What you have to do
Which lines of the listing hold the string "content"? Show each of them.

Data provided

===

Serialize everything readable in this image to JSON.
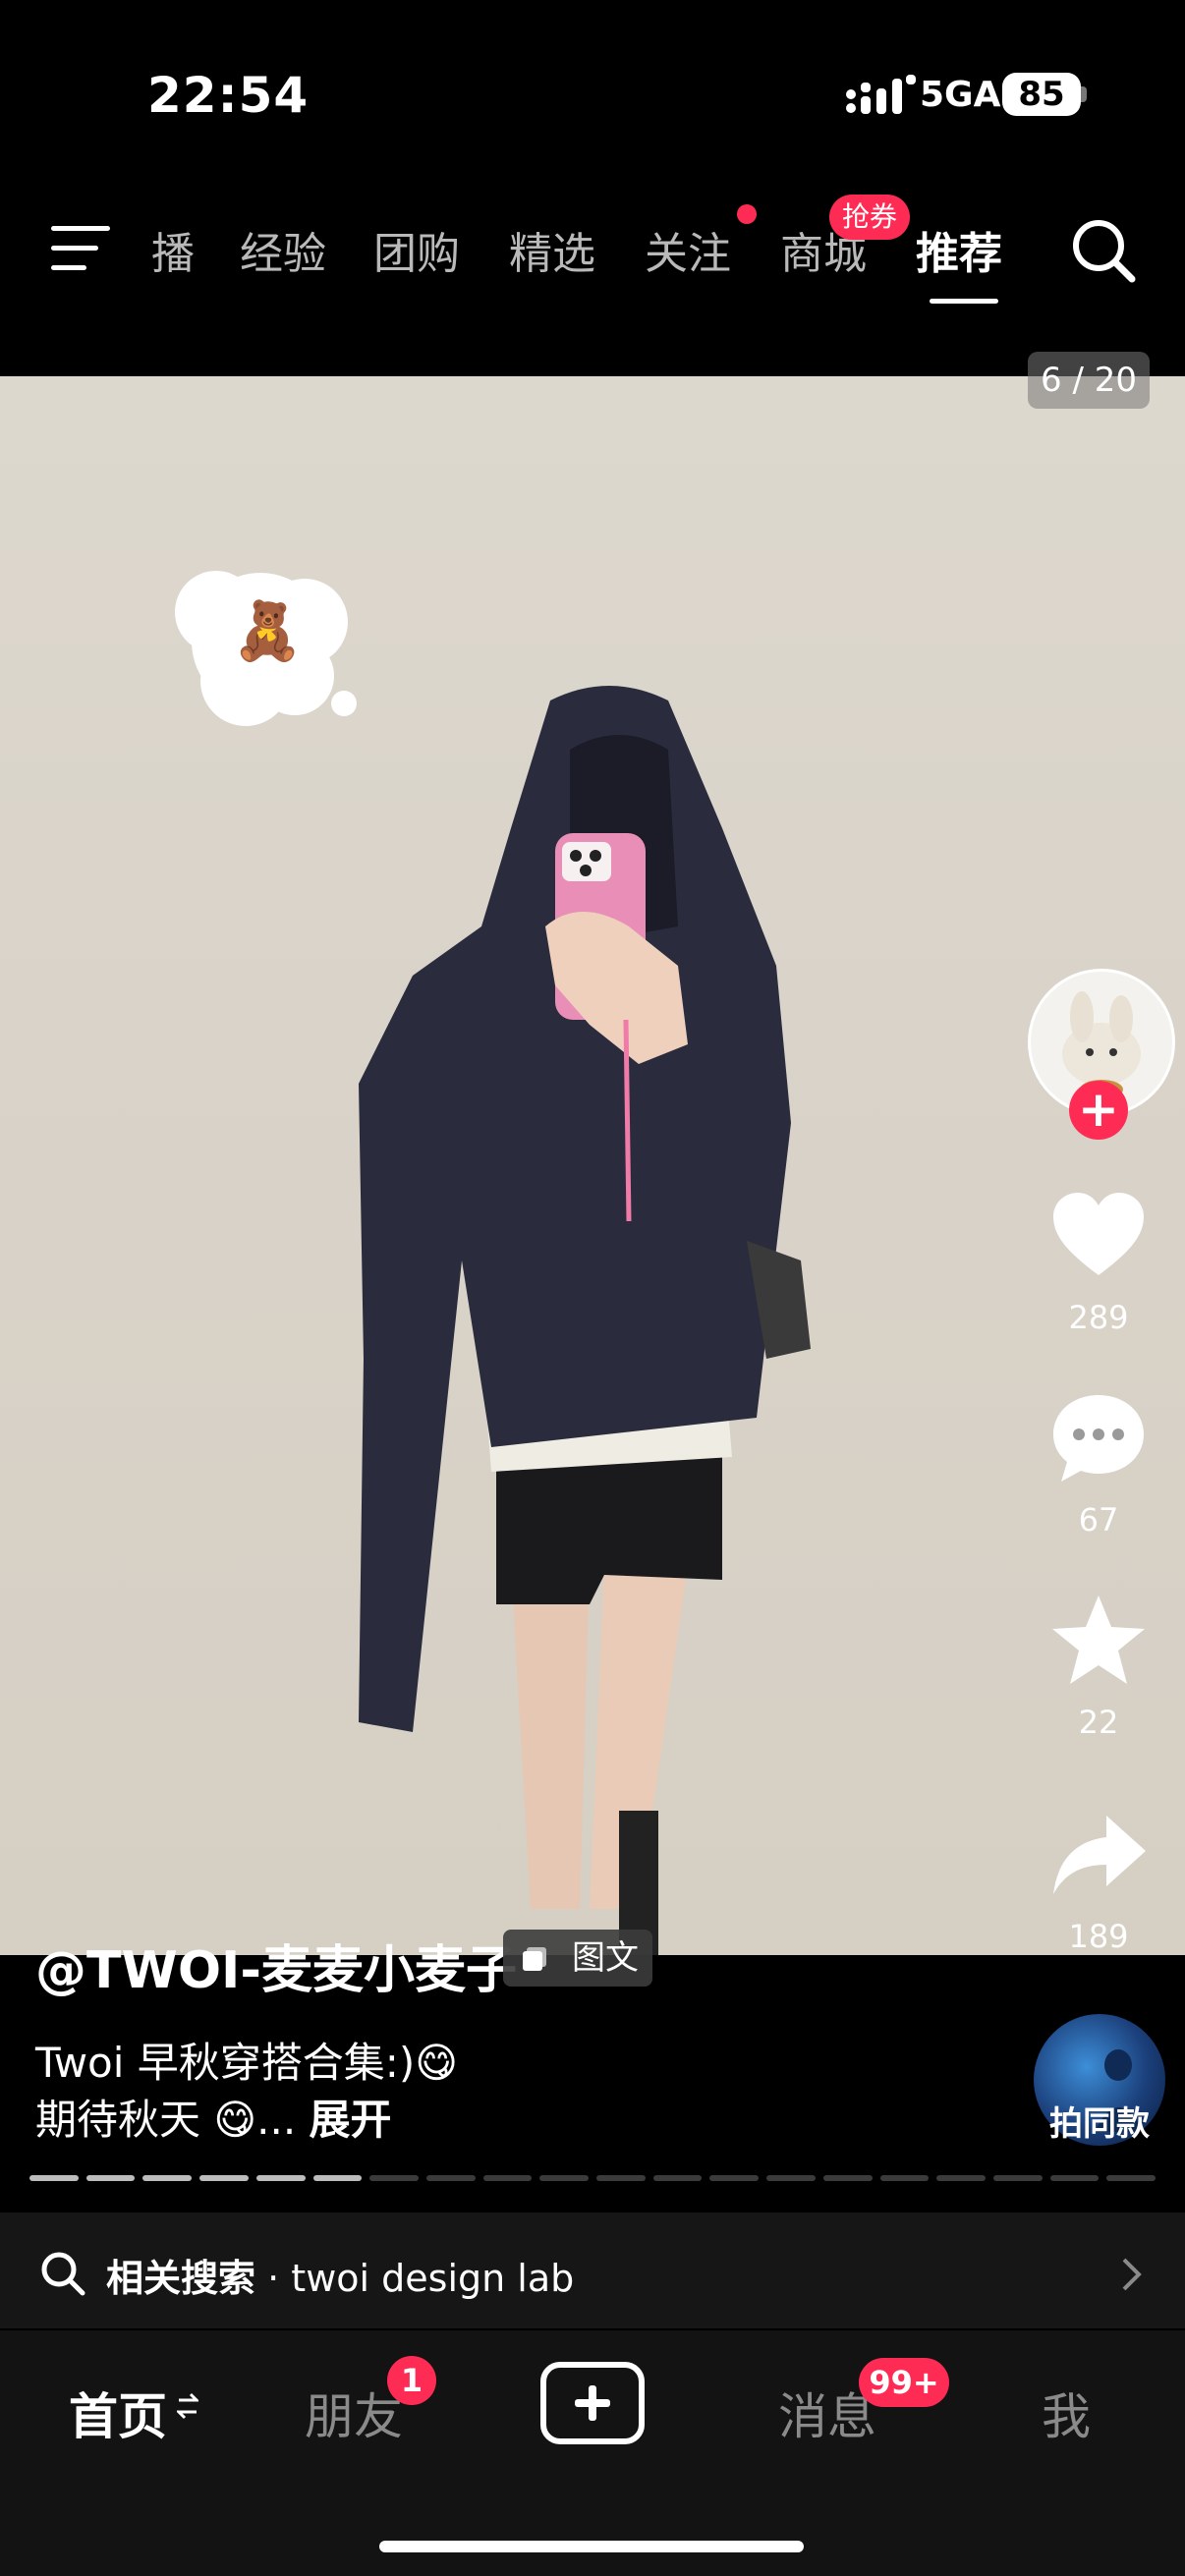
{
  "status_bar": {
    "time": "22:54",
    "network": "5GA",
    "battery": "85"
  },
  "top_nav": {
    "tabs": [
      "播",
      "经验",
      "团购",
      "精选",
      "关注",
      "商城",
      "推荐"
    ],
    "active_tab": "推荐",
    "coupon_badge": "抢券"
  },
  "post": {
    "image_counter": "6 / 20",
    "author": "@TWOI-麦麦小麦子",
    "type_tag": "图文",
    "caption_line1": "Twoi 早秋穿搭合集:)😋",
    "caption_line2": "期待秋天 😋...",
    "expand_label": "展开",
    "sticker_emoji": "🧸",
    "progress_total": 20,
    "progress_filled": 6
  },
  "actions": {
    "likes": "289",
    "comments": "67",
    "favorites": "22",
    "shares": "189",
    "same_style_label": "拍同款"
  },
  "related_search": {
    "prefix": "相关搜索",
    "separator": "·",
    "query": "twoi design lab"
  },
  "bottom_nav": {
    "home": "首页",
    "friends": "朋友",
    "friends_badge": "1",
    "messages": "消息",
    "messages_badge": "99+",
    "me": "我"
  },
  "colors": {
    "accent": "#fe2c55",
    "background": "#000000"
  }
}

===

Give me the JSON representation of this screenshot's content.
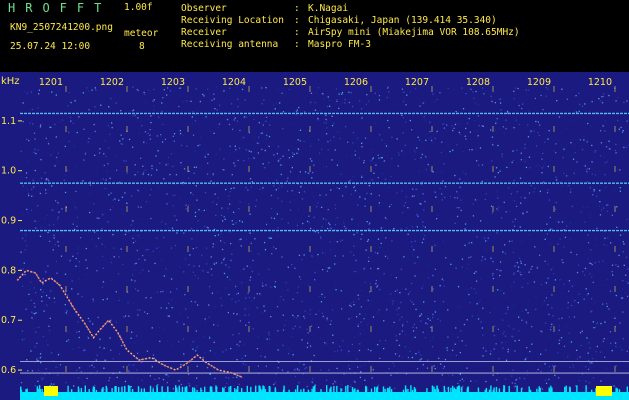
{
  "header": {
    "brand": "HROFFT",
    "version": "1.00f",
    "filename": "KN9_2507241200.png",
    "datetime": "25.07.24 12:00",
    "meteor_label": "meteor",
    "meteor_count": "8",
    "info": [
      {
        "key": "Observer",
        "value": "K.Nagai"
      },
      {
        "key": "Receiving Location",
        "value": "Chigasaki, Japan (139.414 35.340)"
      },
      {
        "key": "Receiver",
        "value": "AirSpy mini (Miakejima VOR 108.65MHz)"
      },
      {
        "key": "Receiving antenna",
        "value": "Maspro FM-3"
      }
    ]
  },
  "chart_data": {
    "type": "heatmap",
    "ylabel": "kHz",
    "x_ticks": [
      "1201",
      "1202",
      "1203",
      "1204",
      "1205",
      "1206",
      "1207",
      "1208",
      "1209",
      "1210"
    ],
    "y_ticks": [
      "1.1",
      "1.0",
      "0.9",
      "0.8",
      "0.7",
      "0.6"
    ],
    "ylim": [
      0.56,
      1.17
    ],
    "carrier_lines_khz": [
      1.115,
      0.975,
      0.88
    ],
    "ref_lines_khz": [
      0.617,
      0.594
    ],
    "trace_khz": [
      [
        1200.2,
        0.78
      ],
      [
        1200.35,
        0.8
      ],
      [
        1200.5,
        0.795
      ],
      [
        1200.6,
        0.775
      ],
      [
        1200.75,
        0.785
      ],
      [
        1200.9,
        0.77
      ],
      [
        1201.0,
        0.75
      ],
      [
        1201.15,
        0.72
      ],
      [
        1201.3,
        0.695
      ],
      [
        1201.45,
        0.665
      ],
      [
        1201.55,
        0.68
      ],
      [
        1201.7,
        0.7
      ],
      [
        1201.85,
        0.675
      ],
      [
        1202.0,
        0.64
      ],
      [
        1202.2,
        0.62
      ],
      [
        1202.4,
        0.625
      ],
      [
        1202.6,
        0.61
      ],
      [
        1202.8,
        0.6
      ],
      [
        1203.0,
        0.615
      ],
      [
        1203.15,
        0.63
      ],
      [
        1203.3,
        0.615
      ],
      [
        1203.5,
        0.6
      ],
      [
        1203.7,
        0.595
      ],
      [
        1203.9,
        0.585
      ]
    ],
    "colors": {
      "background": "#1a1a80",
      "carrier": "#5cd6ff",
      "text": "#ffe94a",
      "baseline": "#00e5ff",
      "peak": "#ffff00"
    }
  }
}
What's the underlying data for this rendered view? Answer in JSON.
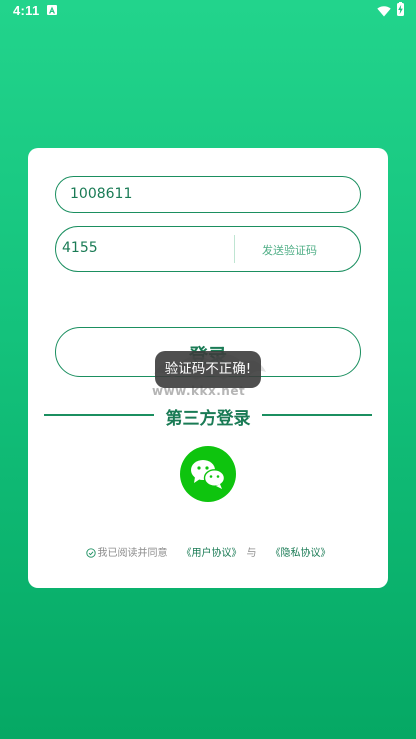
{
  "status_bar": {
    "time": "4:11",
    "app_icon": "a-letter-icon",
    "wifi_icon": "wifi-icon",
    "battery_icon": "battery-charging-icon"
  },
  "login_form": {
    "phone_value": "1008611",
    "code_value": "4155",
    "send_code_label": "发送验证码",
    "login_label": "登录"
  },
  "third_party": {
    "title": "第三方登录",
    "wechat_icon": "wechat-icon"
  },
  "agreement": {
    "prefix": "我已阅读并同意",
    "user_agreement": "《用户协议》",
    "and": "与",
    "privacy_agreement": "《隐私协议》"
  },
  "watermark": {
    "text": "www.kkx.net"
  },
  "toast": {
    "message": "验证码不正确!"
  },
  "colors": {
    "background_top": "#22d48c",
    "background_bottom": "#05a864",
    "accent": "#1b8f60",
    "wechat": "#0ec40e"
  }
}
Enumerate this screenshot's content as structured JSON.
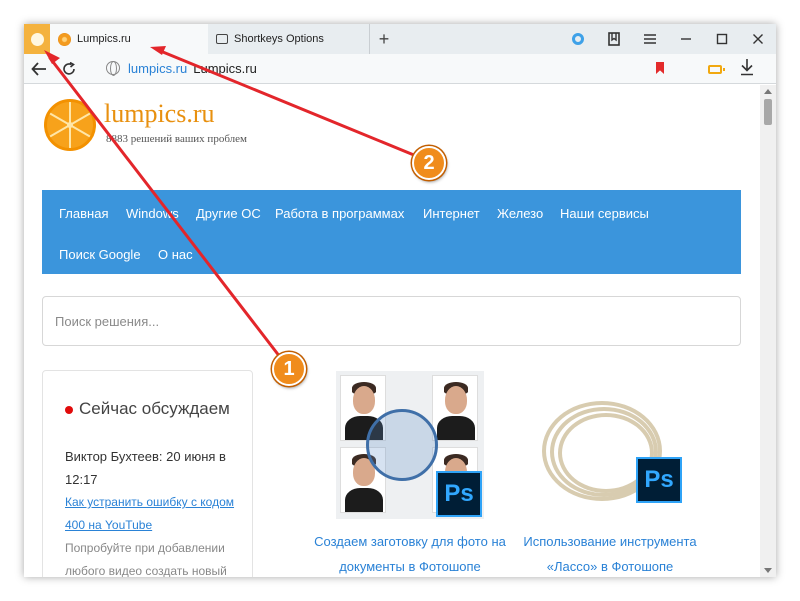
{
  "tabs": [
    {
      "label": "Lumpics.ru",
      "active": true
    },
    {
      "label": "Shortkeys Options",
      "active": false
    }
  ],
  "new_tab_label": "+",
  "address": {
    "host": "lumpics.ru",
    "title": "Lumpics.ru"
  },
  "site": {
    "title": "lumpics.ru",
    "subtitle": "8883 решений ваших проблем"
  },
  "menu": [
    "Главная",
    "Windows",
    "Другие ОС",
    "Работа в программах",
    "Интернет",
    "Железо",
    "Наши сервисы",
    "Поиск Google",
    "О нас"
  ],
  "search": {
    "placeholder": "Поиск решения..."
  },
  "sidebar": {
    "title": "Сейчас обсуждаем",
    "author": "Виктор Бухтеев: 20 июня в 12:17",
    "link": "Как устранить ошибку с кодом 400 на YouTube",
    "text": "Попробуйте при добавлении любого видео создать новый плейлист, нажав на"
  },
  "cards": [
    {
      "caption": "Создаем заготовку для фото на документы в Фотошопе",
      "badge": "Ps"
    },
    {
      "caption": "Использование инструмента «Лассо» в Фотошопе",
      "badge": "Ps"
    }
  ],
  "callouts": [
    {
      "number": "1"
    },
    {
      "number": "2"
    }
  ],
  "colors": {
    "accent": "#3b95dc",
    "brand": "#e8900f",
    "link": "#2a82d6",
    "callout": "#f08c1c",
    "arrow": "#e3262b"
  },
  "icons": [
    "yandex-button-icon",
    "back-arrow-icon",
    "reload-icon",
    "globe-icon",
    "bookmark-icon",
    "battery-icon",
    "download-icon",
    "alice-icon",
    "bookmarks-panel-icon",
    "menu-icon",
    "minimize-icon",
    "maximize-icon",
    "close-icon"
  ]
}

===

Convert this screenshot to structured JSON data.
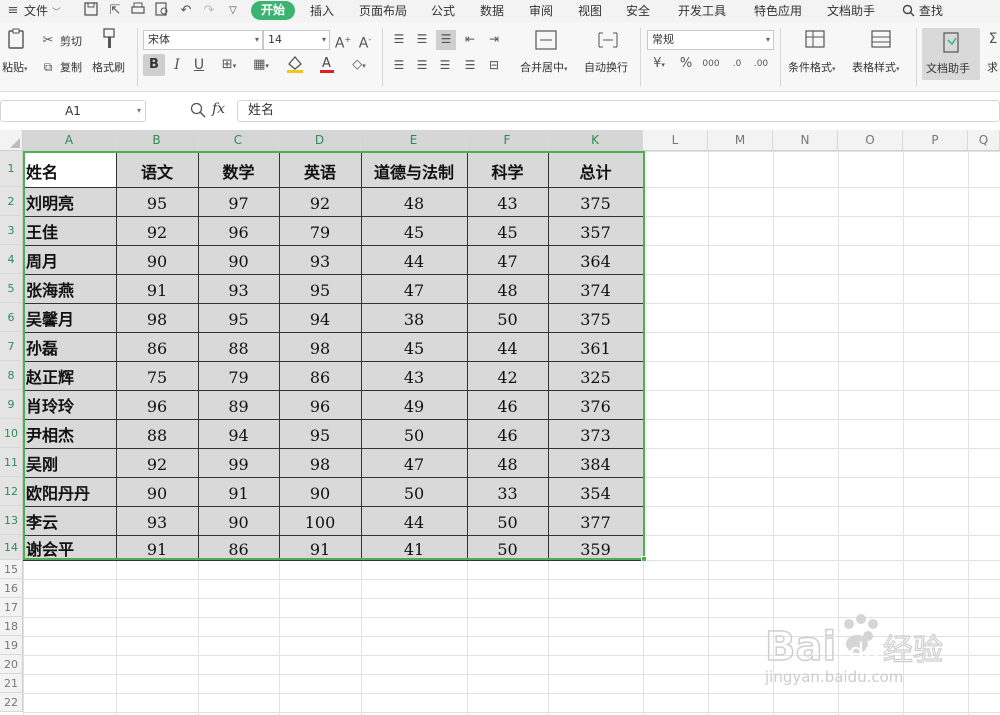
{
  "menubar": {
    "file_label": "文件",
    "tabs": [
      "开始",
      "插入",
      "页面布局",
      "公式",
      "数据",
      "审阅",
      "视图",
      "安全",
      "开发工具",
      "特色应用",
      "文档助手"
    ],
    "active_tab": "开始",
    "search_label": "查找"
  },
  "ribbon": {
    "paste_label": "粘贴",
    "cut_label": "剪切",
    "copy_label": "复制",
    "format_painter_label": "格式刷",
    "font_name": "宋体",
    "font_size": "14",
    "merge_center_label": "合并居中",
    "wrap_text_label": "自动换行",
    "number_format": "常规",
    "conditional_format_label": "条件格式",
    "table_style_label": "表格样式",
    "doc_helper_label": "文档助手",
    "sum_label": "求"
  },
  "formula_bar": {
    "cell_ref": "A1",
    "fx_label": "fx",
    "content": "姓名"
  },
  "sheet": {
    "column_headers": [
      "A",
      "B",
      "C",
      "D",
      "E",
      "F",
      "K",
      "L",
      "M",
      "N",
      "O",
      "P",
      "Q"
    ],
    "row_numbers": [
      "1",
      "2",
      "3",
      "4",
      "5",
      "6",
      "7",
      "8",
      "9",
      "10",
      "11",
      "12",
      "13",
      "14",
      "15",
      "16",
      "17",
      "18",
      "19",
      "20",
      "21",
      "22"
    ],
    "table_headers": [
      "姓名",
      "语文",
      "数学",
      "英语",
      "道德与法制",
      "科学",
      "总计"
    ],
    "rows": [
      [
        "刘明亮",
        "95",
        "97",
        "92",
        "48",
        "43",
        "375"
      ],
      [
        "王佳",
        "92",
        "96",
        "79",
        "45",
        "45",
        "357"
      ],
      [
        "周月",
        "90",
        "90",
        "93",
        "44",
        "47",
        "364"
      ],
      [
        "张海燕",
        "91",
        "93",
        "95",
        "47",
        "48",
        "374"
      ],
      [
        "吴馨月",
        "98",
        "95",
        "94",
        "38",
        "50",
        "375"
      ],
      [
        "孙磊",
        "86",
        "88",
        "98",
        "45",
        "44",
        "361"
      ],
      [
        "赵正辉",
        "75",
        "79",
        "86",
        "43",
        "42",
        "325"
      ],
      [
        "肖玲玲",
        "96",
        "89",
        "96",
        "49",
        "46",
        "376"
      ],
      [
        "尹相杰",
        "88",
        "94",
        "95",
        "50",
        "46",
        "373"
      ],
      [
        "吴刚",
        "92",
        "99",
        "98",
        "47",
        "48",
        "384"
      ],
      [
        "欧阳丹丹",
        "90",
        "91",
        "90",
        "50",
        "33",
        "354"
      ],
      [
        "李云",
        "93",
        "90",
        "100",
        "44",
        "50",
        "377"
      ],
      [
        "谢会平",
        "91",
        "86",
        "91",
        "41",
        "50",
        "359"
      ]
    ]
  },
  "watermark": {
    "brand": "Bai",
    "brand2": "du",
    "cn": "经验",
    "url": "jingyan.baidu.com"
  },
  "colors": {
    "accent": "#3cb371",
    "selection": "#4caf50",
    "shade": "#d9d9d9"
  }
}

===

Answer to this exercise
Give me the JSON representation of this screenshot's content.
Enumerate this screenshot's content as structured JSON.
    "content": "姓名"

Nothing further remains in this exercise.